Those who collect vintage jewelry know that sterling silver jewelry is a very popular collecting medium, but silver jewelry can be marked in a wide variety of ways and much of it is not marked at all. What exactly determines whether a piece can be called sterling silver? How should it be marked? Hopefully, this article will answer a few of your questions.
Sterling silver is an alloy. It is typically made from 92.5% silver and 7.5% copper, although other compositions are possible. Sterling silver is very versatile and flexible, and this makes it a useful addition to any wardrobe. With the addition of precious stones and other precious metals, it lends itself to even an even greater scope of style and fashion.
Silver jewelry it not normally pure. It is very soft when pure, so it has other alloys added to it to make it more durable. The addition of copper makes the jewelry piece much more likely to tarnish. This tarnish, also called oxidation or patina, is a darkening which occurs when the sterling silver reacts with gases in the air or moisture and humidity.
The more humid the climate, the more likely a piece of silver jewelry is to tarnish. Sterling silver jewelry that is worn regularly is less likely to tarnish that that which is stored for long periods of time. Many collectors of sterling silver jewelry like the patina that sterling aquires as it ages, so it is often purchased this way and the cleaning or polishing is left up to the new owner.
Sterling silver jewelry can be marked in many different ways. It is often marked with the word sterling, or 925 and sometimes will also have the identifying country, i.e. 925 Italy or Siam Sterling. Sterling silver is widely used for jewelry manufacture because of it's malleability and relatively low cost to produce. If it was made in Mexico, it will often have the country name and 925 as well as a region, such as JM2 925 Mexico TM - 03. In this case, the TM is the region and the 03 signifies that this is the third silversmith to register the mark for the region.
Here are some examples of sterling silver hallmarks:
Sterling silver jewelry can also often be found with a vermeil finish.
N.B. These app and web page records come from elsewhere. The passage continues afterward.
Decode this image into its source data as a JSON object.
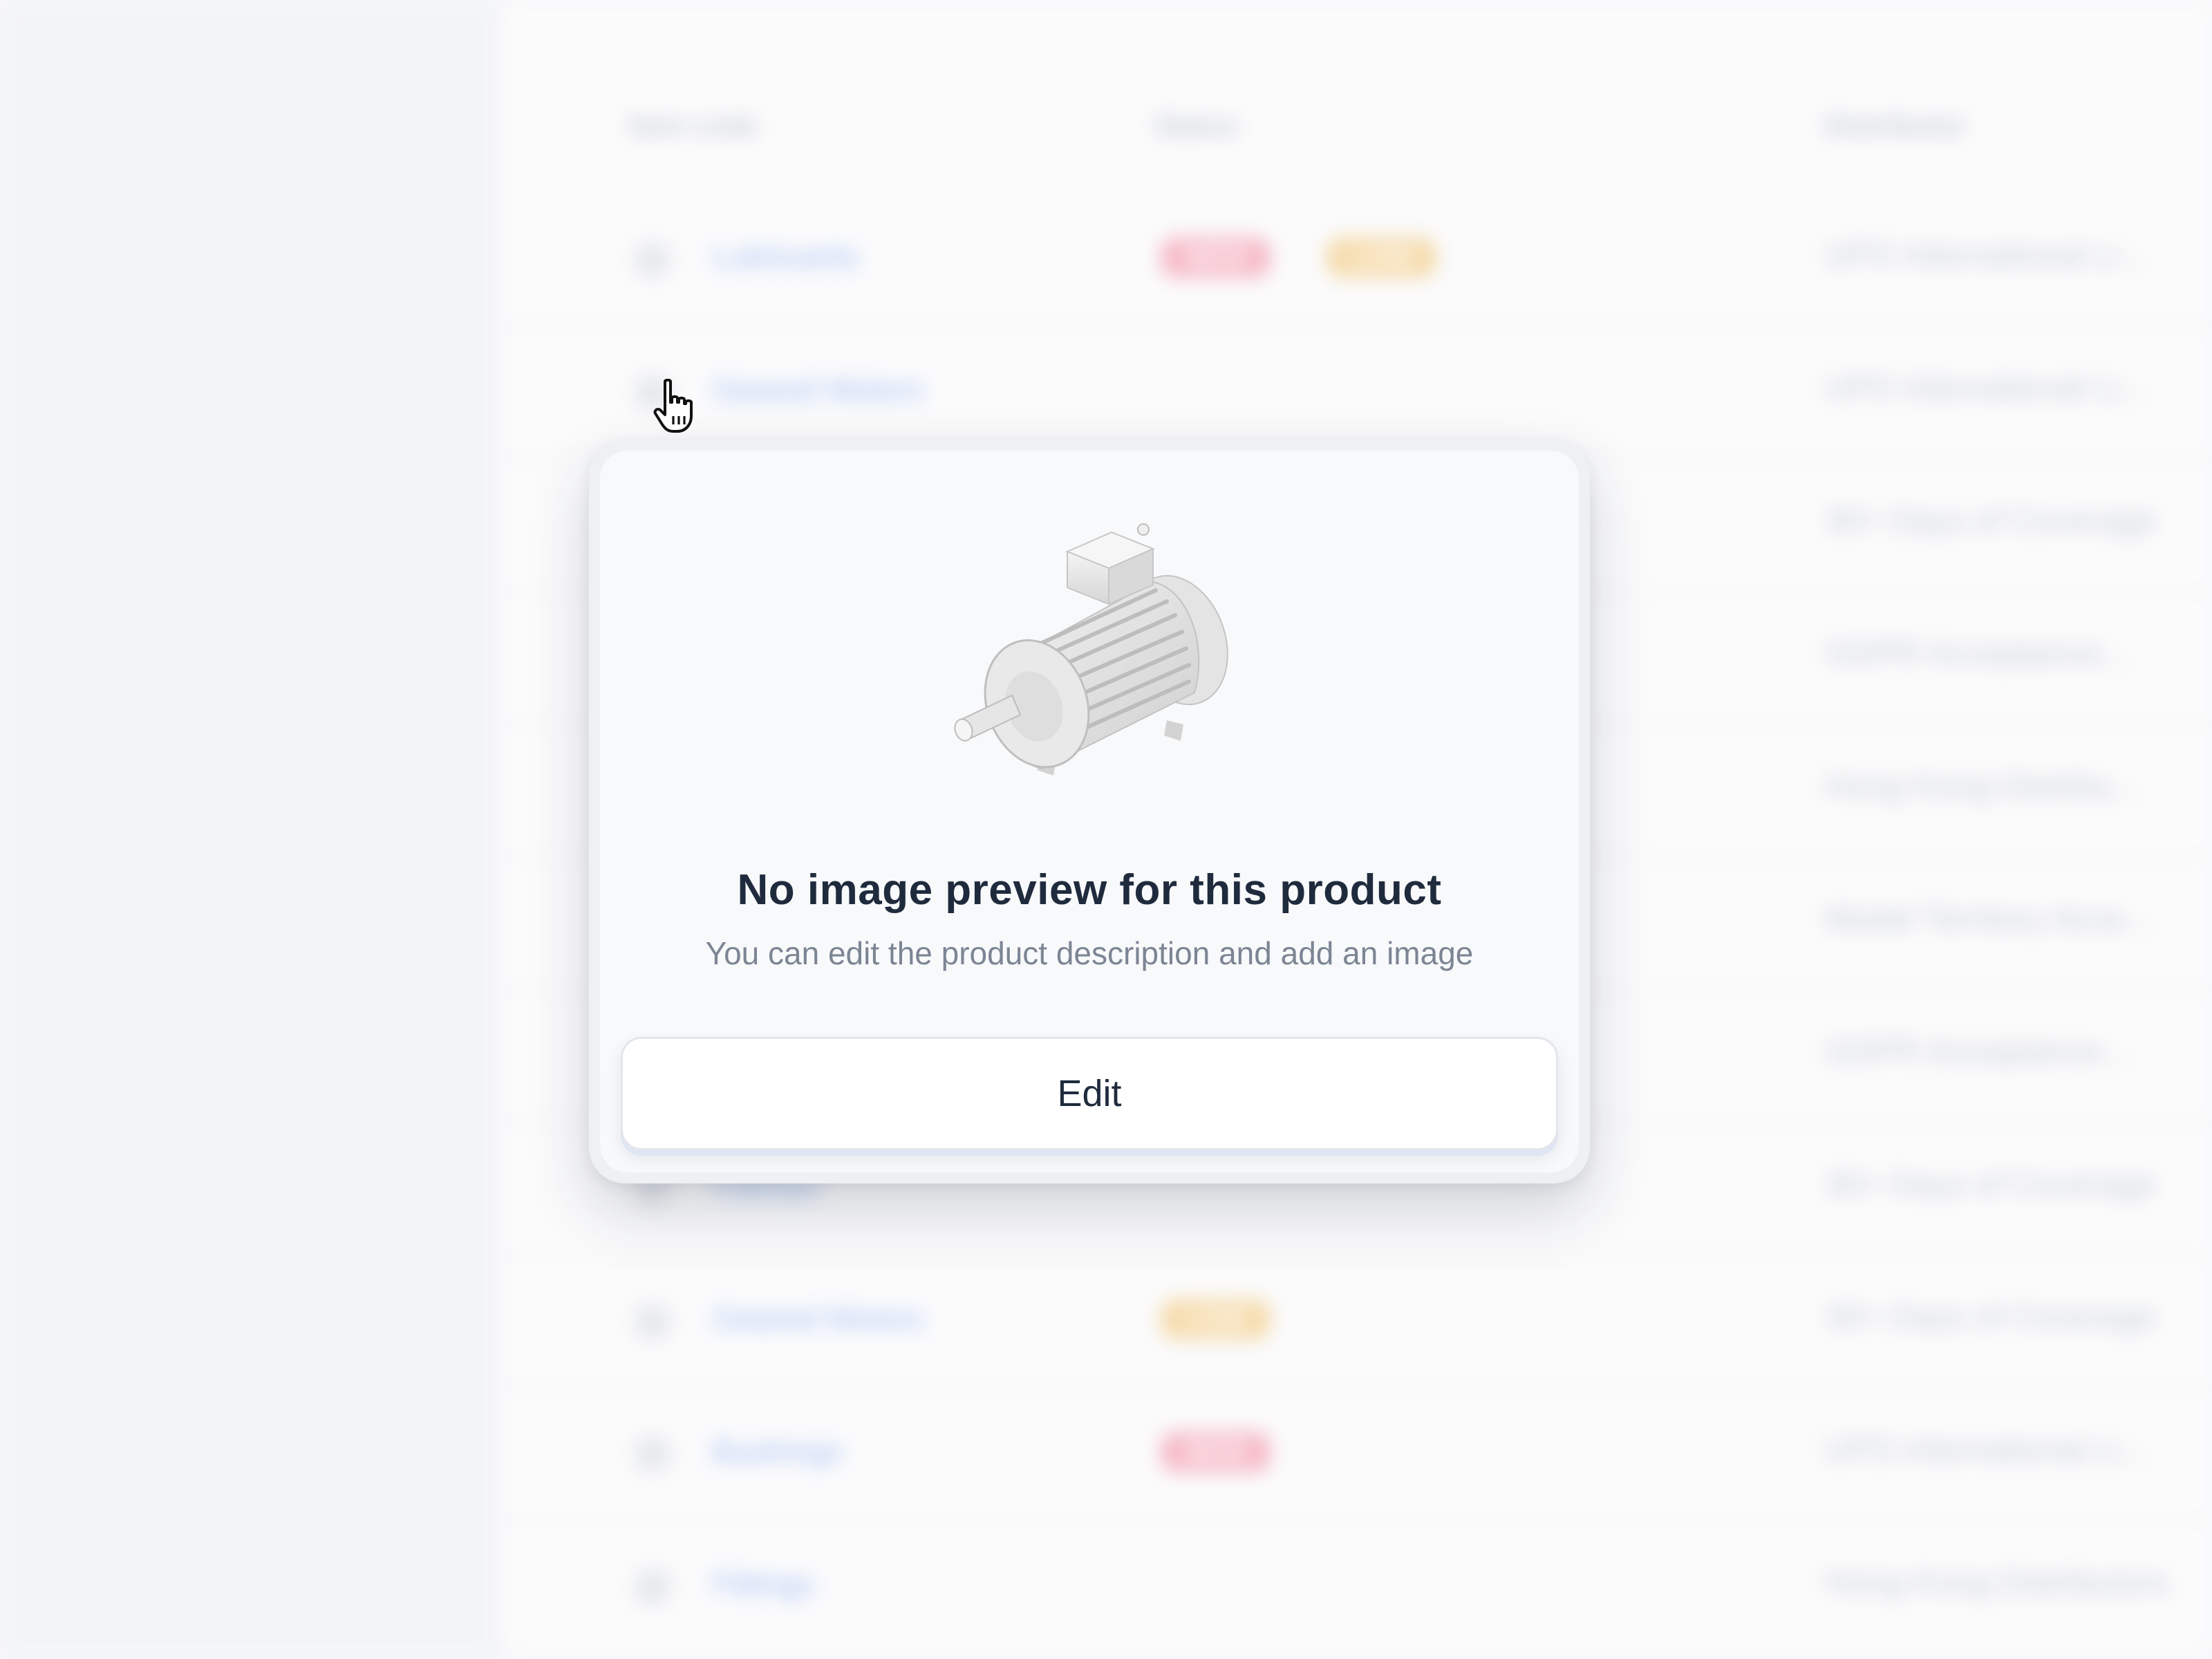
{
  "background_table": {
    "columns": [
      "Item code",
      "Status",
      "Distributor"
    ],
    "rows": [
      {
        "code": "Lubricants",
        "badges": [
          {
            "text": "NEW",
            "color": "#f6b6c4"
          },
          {
            "text": "LOW",
            "color": "#f5d9a6"
          }
        ],
        "distributor": "UPS International Li..."
      },
      {
        "code": "Geared Motors",
        "badges": [],
        "distributor": "UPS International Li..."
      },
      {
        "code": "",
        "badges": [],
        "distributor": "30+ Days of Coverage"
      },
      {
        "code": "",
        "badges": [],
        "distributor": "GDPR Acceptance..."
      },
      {
        "code": "",
        "badges": [],
        "distributor": "Hong Kong Distribu..."
      },
      {
        "code": "",
        "badges": [],
        "distributor": "Model Territory Acce..."
      },
      {
        "code": "",
        "badges": [],
        "distributor": "GDPR Acceptance..."
      },
      {
        "code": "Clamps",
        "badges": [],
        "distributor": "30+ Days of Coverage"
      },
      {
        "code": "Geared Motors",
        "badges": [
          {
            "text": "LOW",
            "color": "#f5d9a6"
          }
        ],
        "distributor": "30+ Days of Coverage"
      },
      {
        "code": "Bushings",
        "badges": [
          {
            "text": "NEW",
            "color": "#f6b6c4"
          }
        ],
        "distributor": "UPS International Li..."
      },
      {
        "code": "Fittings",
        "badges": [],
        "distributor": "Hong Kong Distributors"
      }
    ]
  },
  "popover": {
    "title": "No image preview for this product",
    "subtitle": "You can edit the product description and add an image",
    "edit_label": "Edit",
    "illustration": "electric-motor-icon"
  },
  "cursor": "hand-pointer-icon"
}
Pronounced "vermay," this is a French word which describes sterling silver that has been electroplated with at least 100 millionths of an inch of karat gold. The gold vermeil wash will help to minimize the tarnishing of the silver, but I've seen older pieces marked as gold over sterling that still show a fair amount of patina.
Silver is an element which occurs naturally in the earth. Fine silver is 99.9% pure, but is much too soft and malleable for jewelry manufacture. The extra metal, usually copper, is added for additional hardness. Mexico is a huge manufacturer of silver jewelry. The content of Mexican silver is more pure than sterling silver, and is usually 95% silver and 5% copper. It is often also marked with the district in Mexico from which it originates, i.e. Taxco Mexico silver.
There is an alloy known as Alpaca Silver. This is not true silver. It is an alloy that is made of approximately 60% copper, 20% nickel and 20% zinc, with 5 % tin. It is often used as a substitute for silver and is found in many Mexican designs. This alloy is also sometimes referred to as German Silver.
Many pieces of Scandinavian silver jewelry bear the hallmark 830 S. This indicates that the jewelry is silver - but it is 830 parts silver out of 1000, not 925/1000 as sterling silver is. It is still very collectible but should be called silver, not sterling silver for accuracy.
The US Federal Trade Commission (FTC) has stipulated that jewelry which is sold in the USA may not be marked as silver, solid silver, sterling, or sterling silvery, and cannot use the abbreviation ster, unless it contains at least 92.5% pure silver.
Sterling silver jewelry pieces shown in this article are available in my online stores. Just click the pictures for more details. Also be sure to check back soon, when I will talk about how to care for, store and clean sterling silver.